AR: What do you feel is your biggest take away from your service experience?AC: I can narrow it down to two things. The first would be how critical Community Health Centers are to this country’s healthcare system. During my service, I witnessed firsthand how crucial the health center where I served was for its patients and the nearby communities. It didn’t take long to see that, if Hudson River HealthCare did not exist, the families of that community would likely be unable to meet their basic health needs and would be hard-pressed to find quality healthcare providers truly invested in their well-being. The second would be how important it is to build partnerships and leverage local stakeholders within the community to get involved with the health center initiatives and activities, in order to make a sustainable impact.

AR: How did your service affect the choices you made regarding your professional goals?
AC: Looking back now, my experience as a Community HealthCorps® Member gave me direct exposure to the community health field and allowed me to interact with and understand the needs of real life patients and community members. It most definitely helped me get to where I am today and continues to be the foundation of what drives me to stay motivated to serve.

AriellaCamera USAID ASSIST Project Ivukula Health Center QI Team, Uganda...

Ariella during her USAID Global Health Bureau assignment.

After Community HealthCorps®, I wanted to continue in public service as a government employee and started working in the clinical psychiatric research department for the Boston Veteran Affairs Healthcare System. Through my participation in the Boston AmeriCorps Alums chapter, I learned about the Heller School for Social Policy and Management at Brandeis University, and pursued my MA in Sustainable International Development. In my second year of graduate school I decided to apply to the Presidential Management Fellowship (PMF).

In my first year as a PMF, I had the unique opportunity to support the development and implementation of the Federally Facilitated Marketplace as a part of the Affordable Care Act rollout. Recently, I finished a 5-month rotation with USAID Global Health Bureau focusing on strengthening health care systems and improving quality of care internationally. It has been an unbelievable year to say the least; I felt like I came full circle, getting to be a part of healthcare history in the making and fulfilling a passion for increasing access and strengthening health care systems.

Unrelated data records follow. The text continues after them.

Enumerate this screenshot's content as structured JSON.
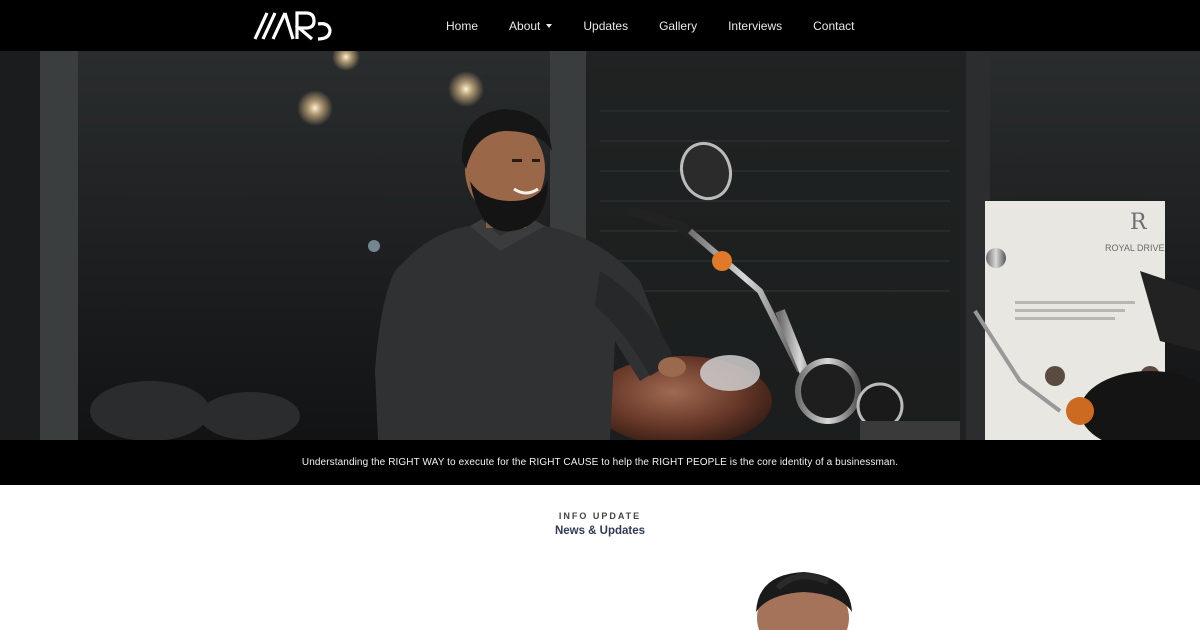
{
  "brand": {
    "logo_text": "MRD"
  },
  "nav": {
    "items": [
      {
        "label": "Home"
      },
      {
        "label": "About"
      },
      {
        "label": "Updates"
      },
      {
        "label": "Gallery"
      },
      {
        "label": "Interviews"
      },
      {
        "label": "Contact"
      }
    ]
  },
  "hero": {
    "poster": {
      "heading": "ROYAL DRIVE"
    }
  },
  "tagline": "Understanding the RIGHT WAY to execute for the RIGHT CAUSE to help the RIGHT PEOPLE is the core identity of a businessman.",
  "info": {
    "eyebrow": "INFO UPDATE",
    "title": "News & Updates"
  },
  "colors": {
    "nav_bg": "#000000",
    "nav_text": "#e8e8e8",
    "title_color": "#2f3a55"
  }
}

*The views expressed above belong solely to Ariella Camera, and do not represent the official views of the federal government.

Posted in AmeriCorps, AmeriCorps Alums, community healthcorps, National Association of Community Health Centers, national service, Workforce Development | Tagged , , , , , , | Leave a comment